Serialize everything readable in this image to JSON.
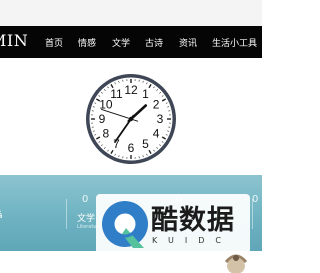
{
  "header": {
    "brand": "MIN",
    "nav": [
      {
        "label": "首页"
      },
      {
        "label": "情感"
      },
      {
        "label": "文学"
      },
      {
        "label": "古诗"
      },
      {
        "label": "资讯"
      },
      {
        "label": "生活小工具"
      }
    ]
  },
  "clock": {
    "numerals": [
      "12",
      "1",
      "2",
      "3",
      "4",
      "5",
      "6",
      "7",
      "8",
      "9",
      "10",
      "11"
    ],
    "hour": 1,
    "minute": 35,
    "second": 48
  },
  "hero": {
    "left_edge_label": "ǎ",
    "stats": [
      {
        "value": "0",
        "label": "文学",
        "sub": "Literature"
      },
      {
        "value": "0",
        "label": ""
      },
      {
        "value": "0",
        "label": ""
      }
    ]
  },
  "watermark": {
    "text": "酷数据",
    "sub": "KUIDC",
    "icon": "kuidc-logo-icon"
  },
  "colors": {
    "nav_bg": "#050505",
    "hero": "#6fb3c2",
    "watermark_blue": "#2f7ec7"
  }
}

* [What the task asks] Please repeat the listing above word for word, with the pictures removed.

* [Exercise solution]
Serialize everything readable in this image to JSON.
{
  "header": {
    "brand": "MIN",
    "nav": [
      {
        "label": "首页"
      },
      {
        "label": "情感"
      },
      {
        "label": "文学"
      },
      {
        "label": "古诗"
      },
      {
        "label": "资讯"
      },
      {
        "label": "生活小工具"
      }
    ]
  },
  "clock": {
    "numerals": [
      "12",
      "1",
      "2",
      "3",
      "4",
      "5",
      "6",
      "7",
      "8",
      "9",
      "10",
      "11"
    ],
    "hour": 1,
    "minute": 35,
    "second": 48
  },
  "hero": {
    "left_edge_label": "ǎ",
    "stats": [
      {
        "value": "0",
        "label": "文学",
        "sub": "Literature"
      },
      {
        "value": "0",
        "label": ""
      },
      {
        "value": "0",
        "label": ""
      }
    ]
  },
  "watermark": {
    "text": "酷数据",
    "sub": "KUIDC",
    "icon": "kuidc-logo-icon"
  },
  "colors": {
    "nav_bg": "#050505",
    "hero": "#6fb3c2",
    "watermark_blue": "#2f7ec7"
  }
}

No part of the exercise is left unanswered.